● **RECORDS TO PROCESS**
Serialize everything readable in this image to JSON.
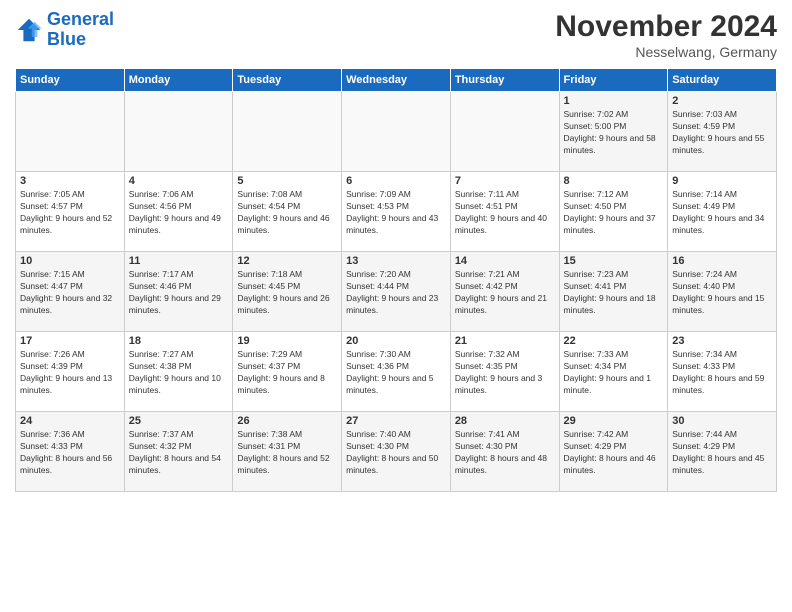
{
  "logo": {
    "line1": "General",
    "line2": "Blue"
  },
  "title": "November 2024",
  "subtitle": "Nesselwang, Germany",
  "days_header": [
    "Sunday",
    "Monday",
    "Tuesday",
    "Wednesday",
    "Thursday",
    "Friday",
    "Saturday"
  ],
  "weeks": [
    [
      {
        "day": "",
        "info": ""
      },
      {
        "day": "",
        "info": ""
      },
      {
        "day": "",
        "info": ""
      },
      {
        "day": "",
        "info": ""
      },
      {
        "day": "",
        "info": ""
      },
      {
        "day": "1",
        "info": "Sunrise: 7:02 AM\nSunset: 5:00 PM\nDaylight: 9 hours and 58 minutes."
      },
      {
        "day": "2",
        "info": "Sunrise: 7:03 AM\nSunset: 4:59 PM\nDaylight: 9 hours and 55 minutes."
      }
    ],
    [
      {
        "day": "3",
        "info": "Sunrise: 7:05 AM\nSunset: 4:57 PM\nDaylight: 9 hours and 52 minutes."
      },
      {
        "day": "4",
        "info": "Sunrise: 7:06 AM\nSunset: 4:56 PM\nDaylight: 9 hours and 49 minutes."
      },
      {
        "day": "5",
        "info": "Sunrise: 7:08 AM\nSunset: 4:54 PM\nDaylight: 9 hours and 46 minutes."
      },
      {
        "day": "6",
        "info": "Sunrise: 7:09 AM\nSunset: 4:53 PM\nDaylight: 9 hours and 43 minutes."
      },
      {
        "day": "7",
        "info": "Sunrise: 7:11 AM\nSunset: 4:51 PM\nDaylight: 9 hours and 40 minutes."
      },
      {
        "day": "8",
        "info": "Sunrise: 7:12 AM\nSunset: 4:50 PM\nDaylight: 9 hours and 37 minutes."
      },
      {
        "day": "9",
        "info": "Sunrise: 7:14 AM\nSunset: 4:49 PM\nDaylight: 9 hours and 34 minutes."
      }
    ],
    [
      {
        "day": "10",
        "info": "Sunrise: 7:15 AM\nSunset: 4:47 PM\nDaylight: 9 hours and 32 minutes."
      },
      {
        "day": "11",
        "info": "Sunrise: 7:17 AM\nSunset: 4:46 PM\nDaylight: 9 hours and 29 minutes."
      },
      {
        "day": "12",
        "info": "Sunrise: 7:18 AM\nSunset: 4:45 PM\nDaylight: 9 hours and 26 minutes."
      },
      {
        "day": "13",
        "info": "Sunrise: 7:20 AM\nSunset: 4:44 PM\nDaylight: 9 hours and 23 minutes."
      },
      {
        "day": "14",
        "info": "Sunrise: 7:21 AM\nSunset: 4:42 PM\nDaylight: 9 hours and 21 minutes."
      },
      {
        "day": "15",
        "info": "Sunrise: 7:23 AM\nSunset: 4:41 PM\nDaylight: 9 hours and 18 minutes."
      },
      {
        "day": "16",
        "info": "Sunrise: 7:24 AM\nSunset: 4:40 PM\nDaylight: 9 hours and 15 minutes."
      }
    ],
    [
      {
        "day": "17",
        "info": "Sunrise: 7:26 AM\nSunset: 4:39 PM\nDaylight: 9 hours and 13 minutes."
      },
      {
        "day": "18",
        "info": "Sunrise: 7:27 AM\nSunset: 4:38 PM\nDaylight: 9 hours and 10 minutes."
      },
      {
        "day": "19",
        "info": "Sunrise: 7:29 AM\nSunset: 4:37 PM\nDaylight: 9 hours and 8 minutes."
      },
      {
        "day": "20",
        "info": "Sunrise: 7:30 AM\nSunset: 4:36 PM\nDaylight: 9 hours and 5 minutes."
      },
      {
        "day": "21",
        "info": "Sunrise: 7:32 AM\nSunset: 4:35 PM\nDaylight: 9 hours and 3 minutes."
      },
      {
        "day": "22",
        "info": "Sunrise: 7:33 AM\nSunset: 4:34 PM\nDaylight: 9 hours and 1 minute."
      },
      {
        "day": "23",
        "info": "Sunrise: 7:34 AM\nSunset: 4:33 PM\nDaylight: 8 hours and 59 minutes."
      }
    ],
    [
      {
        "day": "24",
        "info": "Sunrise: 7:36 AM\nSunset: 4:33 PM\nDaylight: 8 hours and 56 minutes."
      },
      {
        "day": "25",
        "info": "Sunrise: 7:37 AM\nSunset: 4:32 PM\nDaylight: 8 hours and 54 minutes."
      },
      {
        "day": "26",
        "info": "Sunrise: 7:38 AM\nSunset: 4:31 PM\nDaylight: 8 hours and 52 minutes."
      },
      {
        "day": "27",
        "info": "Sunrise: 7:40 AM\nSunset: 4:30 PM\nDaylight: 8 hours and 50 minutes."
      },
      {
        "day": "28",
        "info": "Sunrise: 7:41 AM\nSunset: 4:30 PM\nDaylight: 8 hours and 48 minutes."
      },
      {
        "day": "29",
        "info": "Sunrise: 7:42 AM\nSunset: 4:29 PM\nDaylight: 8 hours and 46 minutes."
      },
      {
        "day": "30",
        "info": "Sunrise: 7:44 AM\nSunset: 4:29 PM\nDaylight: 8 hours and 45 minutes."
      }
    ]
  ]
}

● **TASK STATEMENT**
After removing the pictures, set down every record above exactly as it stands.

● **TASK OUTPUT**
Serialize everything readable in this image to JSON.
{
  "logo": {
    "line1": "General",
    "line2": "Blue"
  },
  "title": "November 2024",
  "subtitle": "Nesselwang, Germany",
  "days_header": [
    "Sunday",
    "Monday",
    "Tuesday",
    "Wednesday",
    "Thursday",
    "Friday",
    "Saturday"
  ],
  "weeks": [
    [
      {
        "day": "",
        "info": ""
      },
      {
        "day": "",
        "info": ""
      },
      {
        "day": "",
        "info": ""
      },
      {
        "day": "",
        "info": ""
      },
      {
        "day": "",
        "info": ""
      },
      {
        "day": "1",
        "info": "Sunrise: 7:02 AM\nSunset: 5:00 PM\nDaylight: 9 hours and 58 minutes."
      },
      {
        "day": "2",
        "info": "Sunrise: 7:03 AM\nSunset: 4:59 PM\nDaylight: 9 hours and 55 minutes."
      }
    ],
    [
      {
        "day": "3",
        "info": "Sunrise: 7:05 AM\nSunset: 4:57 PM\nDaylight: 9 hours and 52 minutes."
      },
      {
        "day": "4",
        "info": "Sunrise: 7:06 AM\nSunset: 4:56 PM\nDaylight: 9 hours and 49 minutes."
      },
      {
        "day": "5",
        "info": "Sunrise: 7:08 AM\nSunset: 4:54 PM\nDaylight: 9 hours and 46 minutes."
      },
      {
        "day": "6",
        "info": "Sunrise: 7:09 AM\nSunset: 4:53 PM\nDaylight: 9 hours and 43 minutes."
      },
      {
        "day": "7",
        "info": "Sunrise: 7:11 AM\nSunset: 4:51 PM\nDaylight: 9 hours and 40 minutes."
      },
      {
        "day": "8",
        "info": "Sunrise: 7:12 AM\nSunset: 4:50 PM\nDaylight: 9 hours and 37 minutes."
      },
      {
        "day": "9",
        "info": "Sunrise: 7:14 AM\nSunset: 4:49 PM\nDaylight: 9 hours and 34 minutes."
      }
    ],
    [
      {
        "day": "10",
        "info": "Sunrise: 7:15 AM\nSunset: 4:47 PM\nDaylight: 9 hours and 32 minutes."
      },
      {
        "day": "11",
        "info": "Sunrise: 7:17 AM\nSunset: 4:46 PM\nDaylight: 9 hours and 29 minutes."
      },
      {
        "day": "12",
        "info": "Sunrise: 7:18 AM\nSunset: 4:45 PM\nDaylight: 9 hours and 26 minutes."
      },
      {
        "day": "13",
        "info": "Sunrise: 7:20 AM\nSunset: 4:44 PM\nDaylight: 9 hours and 23 minutes."
      },
      {
        "day": "14",
        "info": "Sunrise: 7:21 AM\nSunset: 4:42 PM\nDaylight: 9 hours and 21 minutes."
      },
      {
        "day": "15",
        "info": "Sunrise: 7:23 AM\nSunset: 4:41 PM\nDaylight: 9 hours and 18 minutes."
      },
      {
        "day": "16",
        "info": "Sunrise: 7:24 AM\nSunset: 4:40 PM\nDaylight: 9 hours and 15 minutes."
      }
    ],
    [
      {
        "day": "17",
        "info": "Sunrise: 7:26 AM\nSunset: 4:39 PM\nDaylight: 9 hours and 13 minutes."
      },
      {
        "day": "18",
        "info": "Sunrise: 7:27 AM\nSunset: 4:38 PM\nDaylight: 9 hours and 10 minutes."
      },
      {
        "day": "19",
        "info": "Sunrise: 7:29 AM\nSunset: 4:37 PM\nDaylight: 9 hours and 8 minutes."
      },
      {
        "day": "20",
        "info": "Sunrise: 7:30 AM\nSunset: 4:36 PM\nDaylight: 9 hours and 5 minutes."
      },
      {
        "day": "21",
        "info": "Sunrise: 7:32 AM\nSunset: 4:35 PM\nDaylight: 9 hours and 3 minutes."
      },
      {
        "day": "22",
        "info": "Sunrise: 7:33 AM\nSunset: 4:34 PM\nDaylight: 9 hours and 1 minute."
      },
      {
        "day": "23",
        "info": "Sunrise: 7:34 AM\nSunset: 4:33 PM\nDaylight: 8 hours and 59 minutes."
      }
    ],
    [
      {
        "day": "24",
        "info": "Sunrise: 7:36 AM\nSunset: 4:33 PM\nDaylight: 8 hours and 56 minutes."
      },
      {
        "day": "25",
        "info": "Sunrise: 7:37 AM\nSunset: 4:32 PM\nDaylight: 8 hours and 54 minutes."
      },
      {
        "day": "26",
        "info": "Sunrise: 7:38 AM\nSunset: 4:31 PM\nDaylight: 8 hours and 52 minutes."
      },
      {
        "day": "27",
        "info": "Sunrise: 7:40 AM\nSunset: 4:30 PM\nDaylight: 8 hours and 50 minutes."
      },
      {
        "day": "28",
        "info": "Sunrise: 7:41 AM\nSunset: 4:30 PM\nDaylight: 8 hours and 48 minutes."
      },
      {
        "day": "29",
        "info": "Sunrise: 7:42 AM\nSunset: 4:29 PM\nDaylight: 8 hours and 46 minutes."
      },
      {
        "day": "30",
        "info": "Sunrise: 7:44 AM\nSunset: 4:29 PM\nDaylight: 8 hours and 45 minutes."
      }
    ]
  ]
}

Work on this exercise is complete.